145. United States v. Hale, 978 F.2d 1016, 1018 (8th Cir. 1992), reh'g denied, (1992), and cert. denied, 507 U.S. 997 (1993).
146. Id. at 1017.
147. Id. Section 922(o) regulates the possession of machine guns. 18 U.S.C. s 922(o) (1992). Section 5861(d) is violated if anyone receives or possess a firearm which is not registered to him in the National Firearm Registration and Transfer Record. 26 U.S.C. s 5861(d) (1988).
148. Hale, 978 F.2d at 1018.
150. Id. at 1020.
151. Id. at 1019.
152. Id. at 1019-20 (quoting Cases v. United States, 131 F.2d 916, 922 (1st Cir. 1942), cert. denied, 319 U.S. 770 (1943)).
153. Id. at 1020 (quoting Cases, 131 F.2d at 922).
157. United States v. Oakes, 564 F.2d 384, 387 (10th Cir. 1977) (citing United States v. Miller, 307 U.S. 174, 178 (1939)).
158. Id. at 386.
160. Id. at 387.
165. Id. (emphasis added).
166. If an authorized organization meeting the definition of "Militia" under the Second Amendment were to stockpile weapons, the threats posed by the same conduct undertaken by an unauthorized militia would be obviated. It is certain that the National Guard has arsenals and armories all over the country for purposes of carrying out its obligations to the United States. The threat imposed by stockpiling weapons is inherent in the individuals sustaining such an arsenal and necessarily their plans for the weapons.
167. Oakes, 564 F.2d at 387.
168. See supra notes 52-58 and accompanying text.
169. See generally Oakes, 564 F.2d at 387 (proposing membership in a private militia will not secure Second Amendment protection for possession of illegal weapons).
170. See supra notes 37-51 and accompanying text.
171. This conclusion is issue and fact specific because although the Constitution makes no explicit individual right to possess weapons, anything not explicit in the Constitution is relegated to the states. In almost every state there is some form of gun regulation and restriction allowing for individual gun possession. Through state statute and the police power, states have the power to restrict and regulate gun possession. However, the discussion of such is beyond the scope of this Note.

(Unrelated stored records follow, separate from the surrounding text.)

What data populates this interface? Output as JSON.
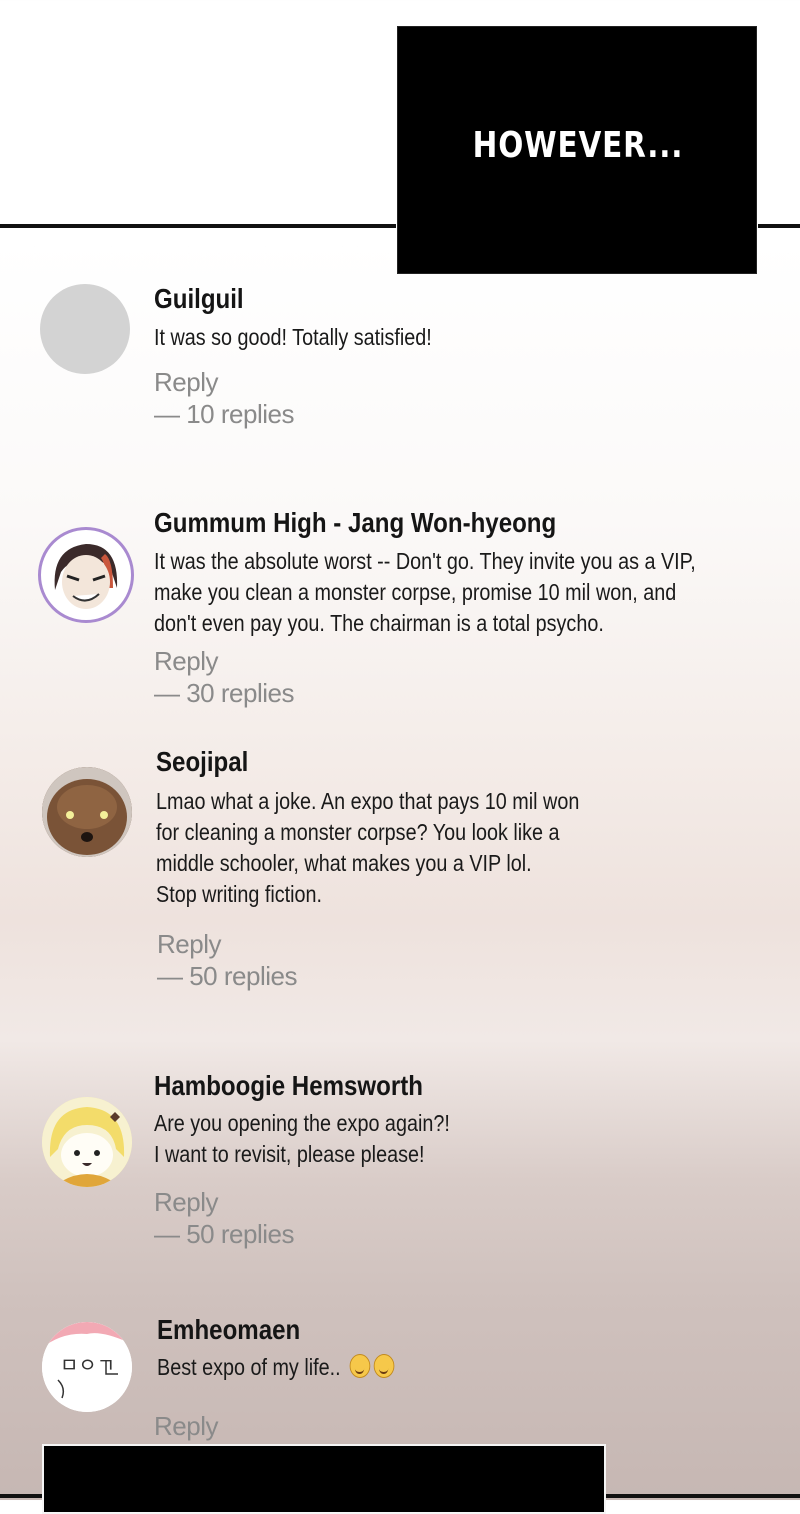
{
  "caption": {
    "text": "HOWEVER..."
  },
  "comments": [
    {
      "username": "Guilguil",
      "lines": [
        "It was so good! Totally satisfied!"
      ],
      "reply_label": "Reply",
      "replies_label": "— 10 replies",
      "avatar": "blank-gray-avatar"
    },
    {
      "username": "Gummum High - Jang Won-hyeong",
      "lines": [
        "It was the absolute worst -- Don't go. They invite you as a VIP,",
        "make you clean a monster corpse, promise 10 mil won, and",
        "don't even pay you. The chairman is a total psycho."
      ],
      "reply_label": "Reply",
      "replies_label": "— 30 replies",
      "avatar": "grinning-man-avatar"
    },
    {
      "username": "Seojipal",
      "lines": [
        "Lmao what a joke. An expo that pays 10 mil won",
        "for cleaning a monster corpse? You look like a",
        "middle schooler, what makes you a VIP lol.",
        "Stop writing fiction."
      ],
      "reply_label": "Reply",
      "replies_label": "— 50 replies",
      "avatar": "brown-poodle-avatar"
    },
    {
      "username": "Hamboogie Hemsworth",
      "lines": [
        "Are you opening the expo again?!",
        "I want to revisit, please please!"
      ],
      "reply_label": "Reply",
      "replies_label": "— 50 replies",
      "avatar": "blonde-girl-cartoon-avatar"
    },
    {
      "username": "Emheomaen",
      "lines": [
        "Best expo of my life.."
      ],
      "reply_label": "Reply",
      "avatar": "doodle-face-avatar",
      "emoji_icons": [
        "smiling-face-icon",
        "smiling-face-icon"
      ]
    }
  ],
  "colors": {
    "caption_bg": "#000000",
    "caption_text": "#ffffff",
    "username": "#151515",
    "body": "#1a1a1a",
    "reply": "#8a8a8a"
  }
}
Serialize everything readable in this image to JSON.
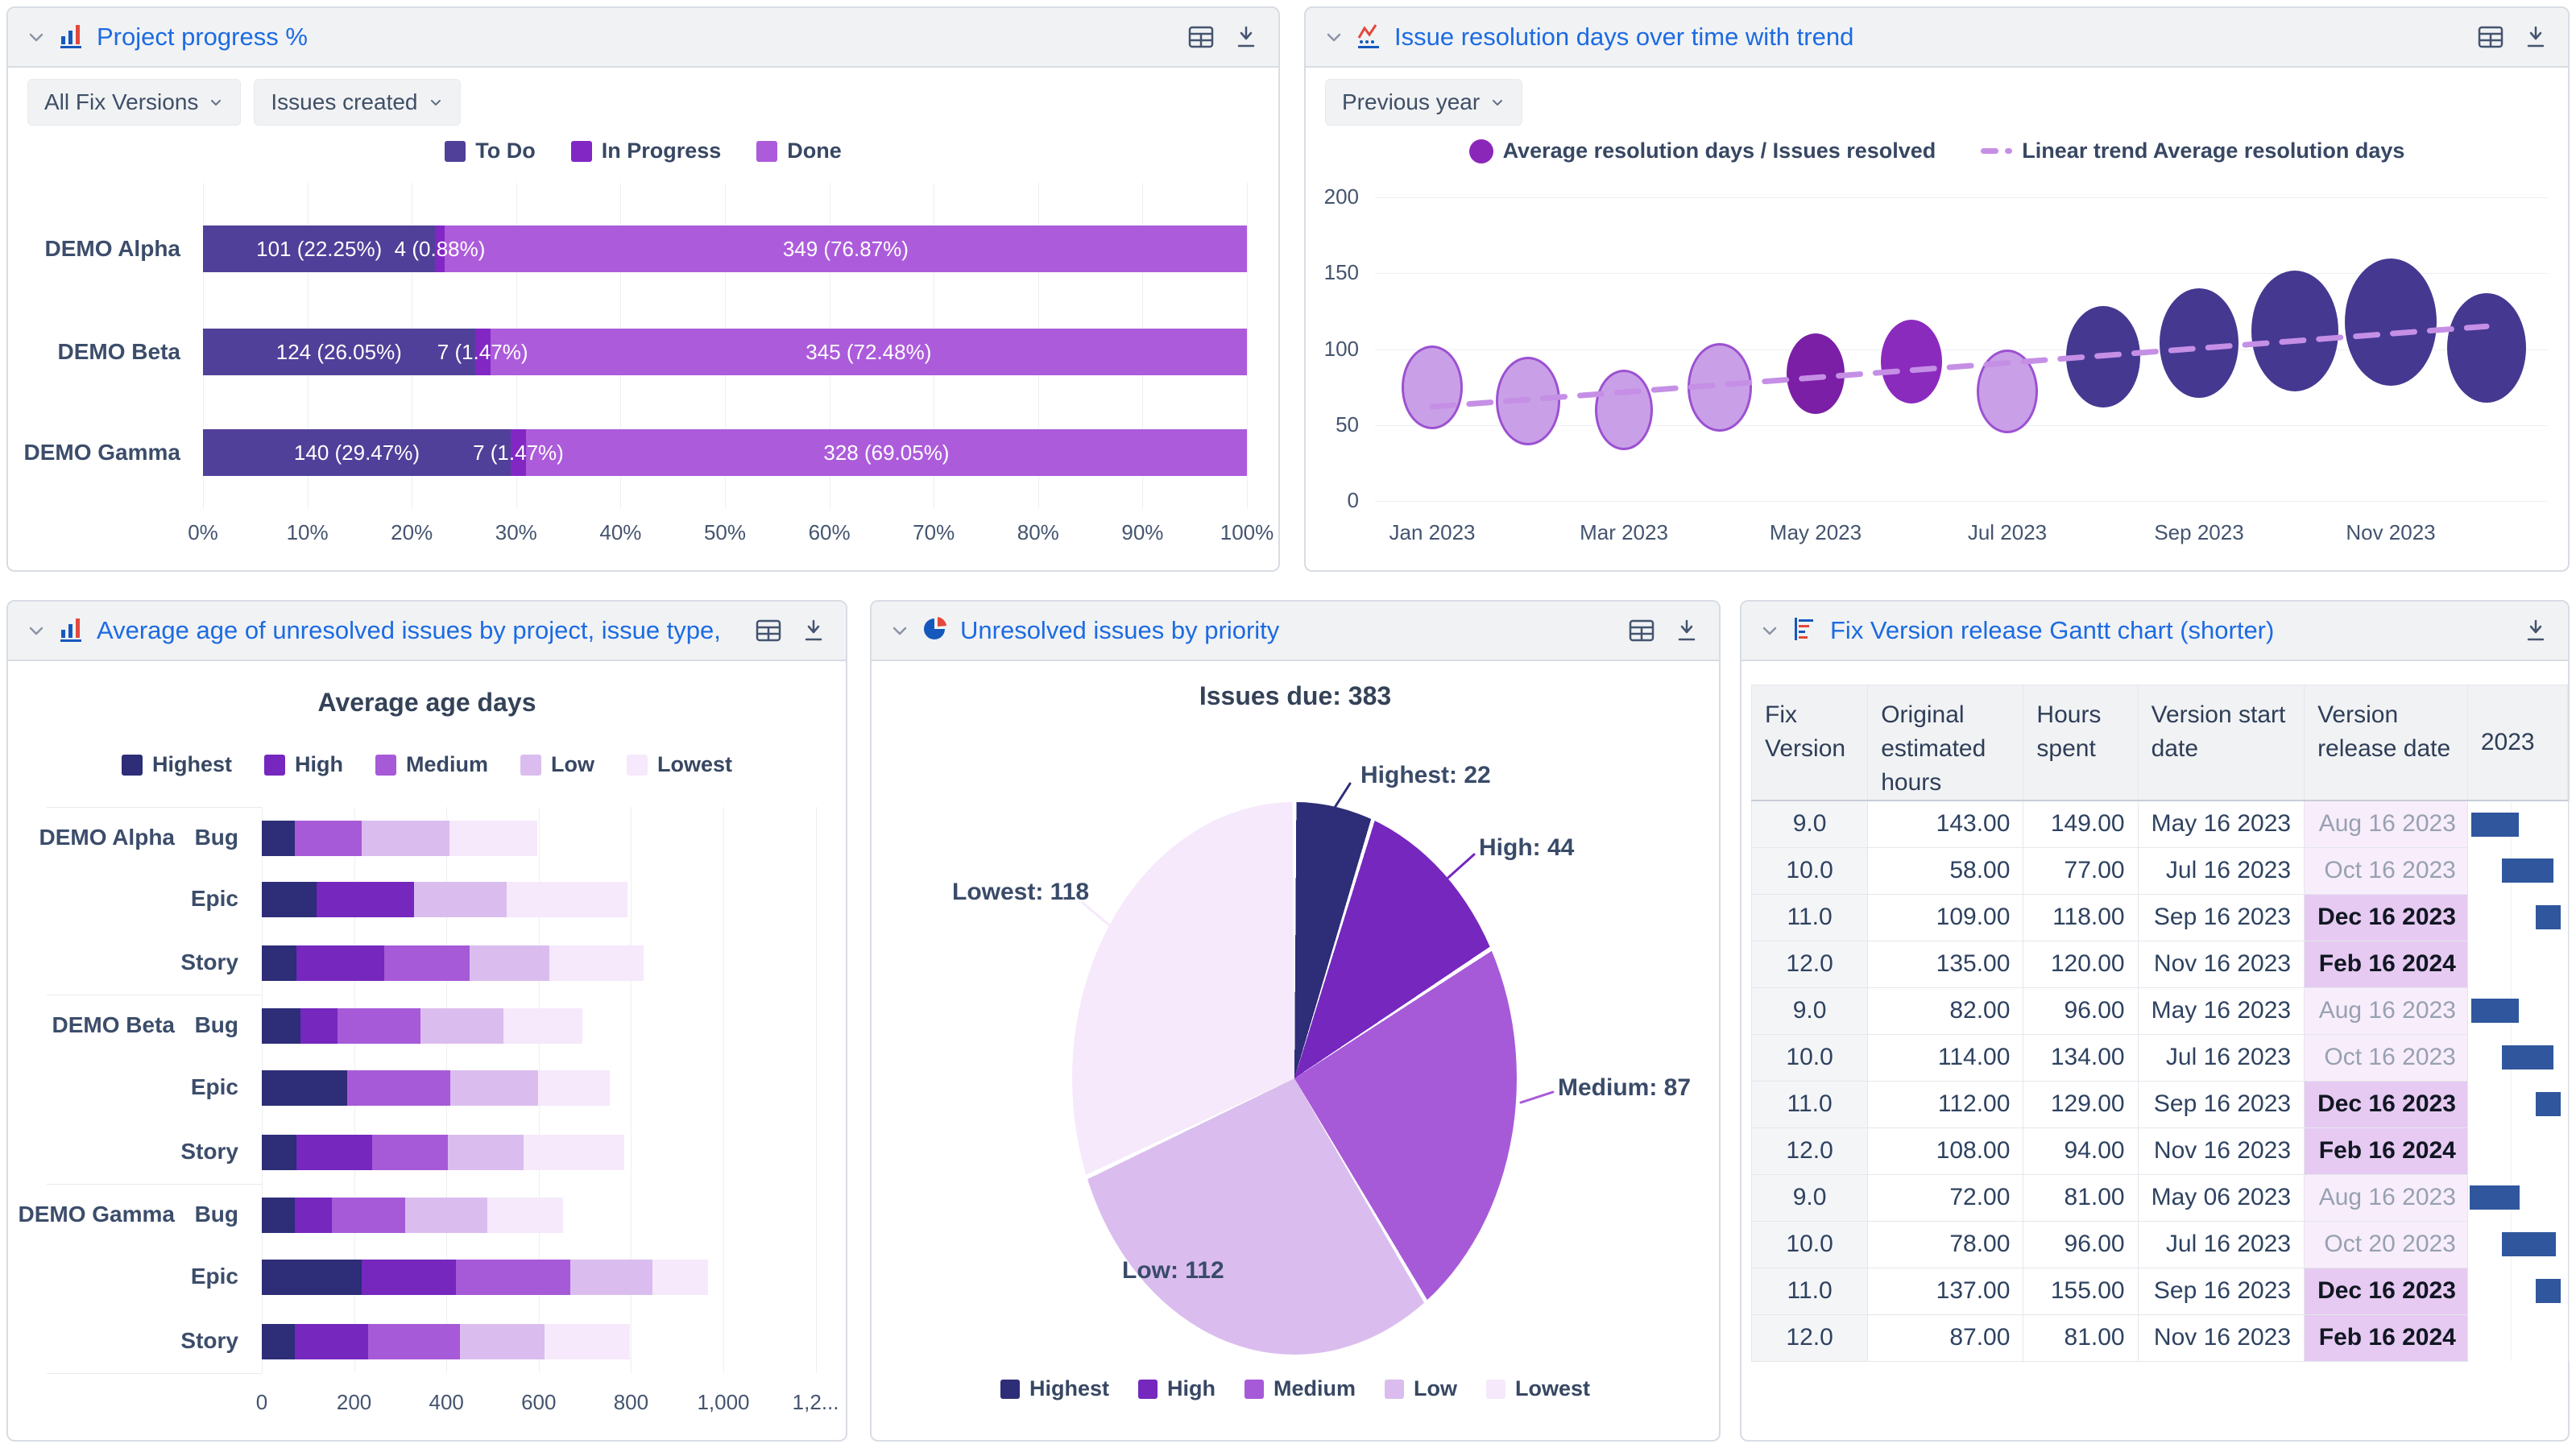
{
  "colors": {
    "accent_blue": "#1C6BE2",
    "icon_gray": "#44546F",
    "header_bg": "#F1F2F4",
    "panel_border": "#D8DCE3",
    "gridline": "#EDEFF3",
    "gantt_bar": "#30579E",
    "todo": "#514099",
    "in_progress": "#8227C4",
    "done": "#AC5CDB",
    "priority_highest": "#2D2D78",
    "priority_high": "#7527BE",
    "priority_medium": "#A75AD8",
    "priority_low": "#DABDEE",
    "priority_lowest": "#F5E9FB"
  },
  "icons": {
    "collapse": "chevron-down-icon",
    "bar_chart": "bar-chart-icon",
    "line_chart": "line-chart-icon",
    "pie_chart": "pie-chart-icon",
    "gantt": "gantt-chart-icon",
    "table_view": "table-view-icon",
    "download": "download-icon"
  },
  "panels": {
    "progress": {
      "title": "Project progress %",
      "filters": [
        {
          "label": "All Fix Versions"
        },
        {
          "label": "Issues created"
        }
      ]
    },
    "resolution": {
      "title": "Issue resolution days over time with trend",
      "filters": [
        {
          "label": "Previous year"
        }
      ],
      "legend": [
        "Average resolution days / Issues resolved",
        "Linear trend Average resolution days"
      ]
    },
    "age": {
      "title": "Average age of unresolved issues by project, issue type, and p..."
    },
    "pie": {
      "title": "Unresolved issues by priority"
    },
    "gantt": {
      "title": "Fix Version release Gantt chart (shorter)"
    }
  },
  "chart_data": [
    {
      "id": "progress",
      "type": "bar",
      "stacked": true,
      "orientation": "horizontal",
      "title": "Project progress %",
      "categories": [
        "DEMO Alpha",
        "DEMO Beta",
        "DEMO Gamma"
      ],
      "series": [
        {
          "name": "To Do",
          "color": "#514099",
          "values": [
            101,
            124,
            140
          ],
          "pcts": [
            22.25,
            26.05,
            29.47
          ]
        },
        {
          "name": "In Progress",
          "color": "#8227C4",
          "values": [
            4,
            7,
            7
          ],
          "pcts": [
            0.88,
            1.47,
            1.47
          ]
        },
        {
          "name": "Done",
          "color": "#AC5CDB",
          "values": [
            349,
            345,
            328
          ],
          "pcts": [
            76.87,
            72.48,
            69.05
          ]
        }
      ],
      "labels": [
        [
          "101 (22.25%)",
          "4 (0.88%)",
          "349 (76.87%)"
        ],
        [
          "124 (26.05%)",
          "7 (1.47%)",
          "345 (72.48%)"
        ],
        [
          "140 (29.47%)",
          "7 (1.47%)",
          "328 (69.05%)"
        ]
      ],
      "x_ticks": [
        "0%",
        "10%",
        "20%",
        "30%",
        "40%",
        "50%",
        "60%",
        "70%",
        "80%",
        "90%",
        "100%"
      ],
      "xlim": [
        0,
        100
      ]
    },
    {
      "id": "resolution",
      "type": "scatter",
      "subtype": "bubble",
      "title": "Issue resolution days over time with trend",
      "ylim": [
        0,
        200
      ],
      "y_ticks": [
        "200",
        "150",
        "100",
        "50",
        "0"
      ],
      "x_ticks": [
        "Jan 2023",
        "Mar 2023",
        "May 2023",
        "Jul 2023",
        "Sep 2023",
        "Nov 2023"
      ],
      "points": [
        {
          "month": "Jan 2023",
          "value": 75,
          "r": 38,
          "fill": "#C9A0E7",
          "stroke": "#9C51D1"
        },
        {
          "month": "Feb 2023",
          "value": 66,
          "r": 40,
          "fill": "#C9A0E7",
          "stroke": "#9C51D1"
        },
        {
          "month": "Mar 2023",
          "value": 60,
          "r": 36,
          "fill": "#C9A0E7",
          "stroke": "#9C51D1"
        },
        {
          "month": "Apr 2023",
          "value": 75,
          "r": 40,
          "fill": "#C9A0E7",
          "stroke": "#9C51D1"
        },
        {
          "month": "May 2023",
          "value": 84,
          "r": 36,
          "fill": "#7B1FA6",
          "stroke": "#7B1FA6"
        },
        {
          "month": "Jun 2023",
          "value": 92,
          "r": 38,
          "fill": "#8B2BBE",
          "stroke": "#8B2BBE"
        },
        {
          "month": "Jul 2023",
          "value": 72,
          "r": 38,
          "fill": "#C9A0E7",
          "stroke": "#9C51D1"
        },
        {
          "month": "Aug 2023",
          "value": 95,
          "r": 46,
          "fill": "#453891",
          "stroke": "#453891"
        },
        {
          "month": "Sep 2023",
          "value": 104,
          "r": 49,
          "fill": "#453891",
          "stroke": "#453891"
        },
        {
          "month": "Oct 2023",
          "value": 112,
          "r": 54,
          "fill": "#453891",
          "stroke": "#453891"
        },
        {
          "month": "Nov 2023",
          "value": 118,
          "r": 57,
          "fill": "#453891",
          "stroke": "#453891"
        },
        {
          "month": "Dec 2023",
          "value": 101,
          "r": 49,
          "fill": "#453891",
          "stroke": "#453891"
        }
      ],
      "trend": {
        "name": "Linear trend Average resolution days",
        "start_value": 62,
        "end_value": 115,
        "color": "#C58FE6"
      },
      "legend_marker_color": "#8B27B8"
    },
    {
      "id": "age",
      "type": "bar",
      "stacked": true,
      "orientation": "horizontal",
      "title": "Average age days",
      "series_names": [
        "Highest",
        "High",
        "Medium",
        "Low",
        "Lowest"
      ],
      "colors": [
        "#2D2D78",
        "#7527BE",
        "#A75AD8",
        "#DABDEE",
        "#F5E9FB"
      ],
      "x_ticks": [
        "0",
        "200",
        "400",
        "600",
        "800",
        "1,000",
        "1,2..."
      ],
      "xlim": [
        0,
        1200
      ],
      "rows": [
        {
          "project": "DEMO Alpha",
          "type": "Bug",
          "values": [
            71,
            0,
            145,
            190,
            191
          ]
        },
        {
          "project": "",
          "type": "Epic",
          "values": [
            119,
            211,
            0,
            200,
            262
          ]
        },
        {
          "project": "",
          "type": "Story",
          "values": [
            75,
            190,
            185,
            173,
            205
          ]
        },
        {
          "project": "DEMO Beta",
          "type": "Bug",
          "values": [
            83,
            81,
            179,
            181,
            170
          ]
        },
        {
          "project": "",
          "type": "Epic",
          "values": [
            185,
            0,
            224,
            190,
            155
          ]
        },
        {
          "project": "",
          "type": "Story",
          "values": [
            75,
            164,
            165,
            164,
            218
          ]
        },
        {
          "project": "DEMO Gamma",
          "type": "Bug",
          "values": [
            72,
            80,
            159,
            177,
            164
          ]
        },
        {
          "project": "",
          "type": "Epic",
          "values": [
            217,
            203,
            248,
            179,
            119
          ]
        },
        {
          "project": "",
          "type": "Story",
          "values": [
            72,
            158,
            200,
            183,
            184
          ]
        }
      ]
    },
    {
      "id": "priority-pie",
      "type": "pie",
      "title": "Issues due: 383",
      "total": 383,
      "colors": [
        "#2D2D78",
        "#7527BE",
        "#A75AD8",
        "#DABDEE",
        "#F5E9FB"
      ],
      "slices": [
        {
          "label": "Highest",
          "value": 22
        },
        {
          "label": "High",
          "value": 44
        },
        {
          "label": "Medium",
          "value": 87
        },
        {
          "label": "Low",
          "value": 112
        },
        {
          "label": "Lowest",
          "value": 118
        }
      ],
      "legend": [
        "Highest",
        "High",
        "Medium",
        "Low",
        "Lowest"
      ]
    },
    {
      "id": "gantt",
      "type": "table",
      "columns": [
        "Fix Version",
        "Original estimated hours",
        "Hours spent",
        "Version start date",
        "Version release date",
        "2023"
      ],
      "rows": [
        {
          "fix": "9.0",
          "est": "143.00",
          "spent": "149.00",
          "start": "May 16 2023",
          "release": "Aug 16 2023",
          "status": "released",
          "bar": {
            "left": 3,
            "width": 48
          }
        },
        {
          "fix": "10.0",
          "est": "58.00",
          "spent": "77.00",
          "start": "Jul 16 2023",
          "release": "Oct 16 2023",
          "status": "released",
          "bar": {
            "left": 34,
            "width": 52
          }
        },
        {
          "fix": "11.0",
          "est": "109.00",
          "spent": "118.00",
          "start": "Sep 16 2023",
          "release": "Dec 16 2023",
          "status": "upcoming",
          "bar": {
            "left": 68,
            "width": 25
          }
        },
        {
          "fix": "12.0",
          "est": "135.00",
          "spent": "120.00",
          "start": "Nov 16 2023",
          "release": "Feb 16 2024",
          "status": "upcoming",
          "bar": null
        },
        {
          "fix": "9.0",
          "est": "82.00",
          "spent": "96.00",
          "start": "May 16 2023",
          "release": "Aug 16 2023",
          "status": "released",
          "bar": {
            "left": 3,
            "width": 48
          }
        },
        {
          "fix": "10.0",
          "est": "114.00",
          "spent": "134.00",
          "start": "Jul 16 2023",
          "release": "Oct 16 2023",
          "status": "released",
          "bar": {
            "left": 34,
            "width": 52
          }
        },
        {
          "fix": "11.0",
          "est": "112.00",
          "spent": "129.00",
          "start": "Sep 16 2023",
          "release": "Dec 16 2023",
          "status": "upcoming",
          "bar": {
            "left": 68,
            "width": 25
          }
        },
        {
          "fix": "12.0",
          "est": "108.00",
          "spent": "94.00",
          "start": "Nov 16 2023",
          "release": "Feb 16 2024",
          "status": "upcoming",
          "bar": null
        },
        {
          "fix": "9.0",
          "est": "72.00",
          "spent": "81.00",
          "start": "May 06 2023",
          "release": "Aug 16 2023",
          "status": "released",
          "bar": {
            "left": 2,
            "width": 50
          }
        },
        {
          "fix": "10.0",
          "est": "78.00",
          "spent": "96.00",
          "start": "Jul 16 2023",
          "release": "Oct 20 2023",
          "status": "released",
          "bar": {
            "left": 34,
            "width": 54
          }
        },
        {
          "fix": "11.0",
          "est": "137.00",
          "spent": "155.00",
          "start": "Sep 16 2023",
          "release": "Dec 16 2023",
          "status": "upcoming",
          "bar": {
            "left": 68,
            "width": 25
          }
        },
        {
          "fix": "12.0",
          "est": "87.00",
          "spent": "81.00",
          "start": "Nov 16 2023",
          "release": "Feb 16 2024",
          "status": "upcoming",
          "bar": null
        }
      ]
    }
  ]
}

172. White, supra note 38, at 1429.
173. United States v. O'Brien, 391 U.S. 367 (1968).
174. Vietnamese Fishermen's Ass'n v. Knights of the Ku Klux Klan, 543 F. Supp. 198, 210 (S.D. Tex. 1982).
175. United States v. Hale, 978 F.2d 1016, 1020 (8th Cir. 1992) (citation omitted) (quoting United States v. Oakes, 564 F.2d 384, 387 (10th Cir. 1977)), reh'g denied, (1992), and cert. denied, 507 U.S. 997 (1993); see also United States v. Warin, 530 F.2d 103 (6th Cir. 1976), and cert. denied, 426 U.S. 948 (1976).
176. Herz, supra note 31, at 81.
177. This is evidenced in the holdings of the cases analyzed in this Note.
178. Vandercoy, supra note 42, at 1008.
180. Id. at 1008-09 (quoting Letter from George Washington to the President of Congress (Sept. 17, 1787), in 1 Documentary History of the Ratification of the Constitution 305 (John P. Kaminski et al. eds., 1983)).